Photographs By: Vishwanath Salian, Sushil and Azad Shrivastava
These potholes are deep pockets for contractors
The rain (the authorities insist) are not good for Mumbai’s roads. The more rain, the worse the state of the roads. So it stands to reason that last year the roads stayed very good indeed, right? Actually, you would be wrong.
In May this year, the BMC claimed to have spent SIX TIMES the amount that it did on road repairs in the city following the July 2005 deluge. A whopping Rs 100 crore, which is higher than any amount spent on roads annually in the last decade. They said that private contractors spent two-thirds of this amount and the rest was spent by ward level contractors.
After July 26, 2005, when Mumbai went under water, the BMC said it spent Rs 18 crore. When in danger of being caught out, it’s any excuse in a rainstorm. Apparently, a chief engineer, roads and bridges, is reported to have explained how this happened. This year, the MMRDA has handed over 14 roads to the BMC. All of them were in very bad condition. Due to this, in spite less rainfall, the BMC ended up spending more money. All this was said with a straight face.
There is more. Every year, civic officials count the potholes that need filling. Last year, however, they decided against it calling it “an irrational exercise”. This year, the BMC bunched potholes together and called them trenches, thus bringing the numbers down to one fourth. It also means that the whole of Mumbai’s roads can be designated one long trench, except for those areas where rich people and the legislators live.

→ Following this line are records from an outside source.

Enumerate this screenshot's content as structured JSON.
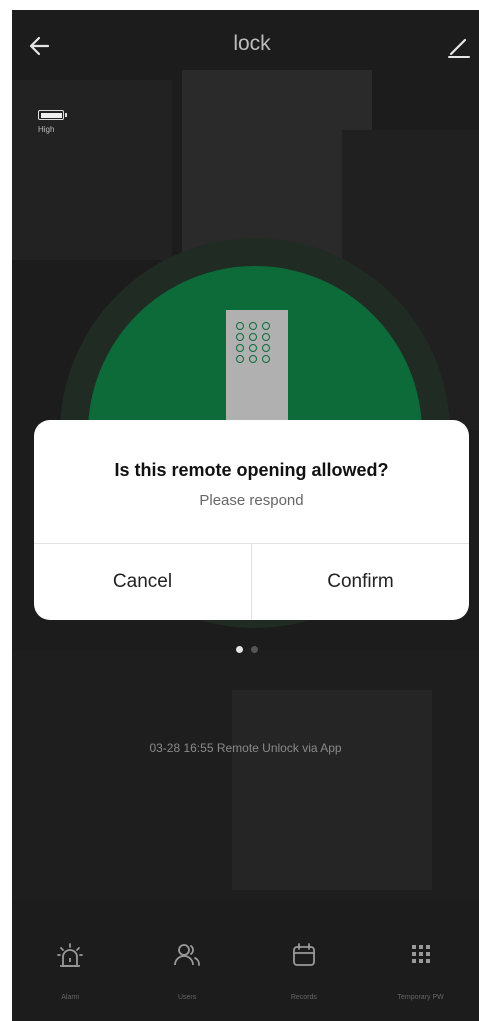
{
  "header": {
    "title": "lock",
    "back_icon": "arrow-left-icon",
    "edit_icon": "pencil-icon"
  },
  "battery": {
    "label": "High",
    "icon": "battery-icon"
  },
  "dialog": {
    "title": "Is this remote opening allowed?",
    "subtitle": "Please respond",
    "cancel_label": "Cancel",
    "confirm_label": "Confirm"
  },
  "pager": {
    "count": 2,
    "active_index": 0
  },
  "event_log": {
    "text": "03-28 16:55 Remote Unlock via App"
  },
  "bottom_nav": {
    "items": [
      {
        "label": "Alarm",
        "icon": "alarm-icon"
      },
      {
        "label": "Users",
        "icon": "users-icon"
      },
      {
        "label": "Records",
        "icon": "calendar-icon"
      },
      {
        "label": "Temporary PW",
        "icon": "keypad-icon"
      }
    ]
  },
  "colors": {
    "accent_green": "#0d6b3a",
    "background": "#1c1c1c",
    "dialog_bg": "#ffffff"
  }
}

Now the BMC has appointed 23 contractors to repair potholes at a cost of which will be Rs 40 crore.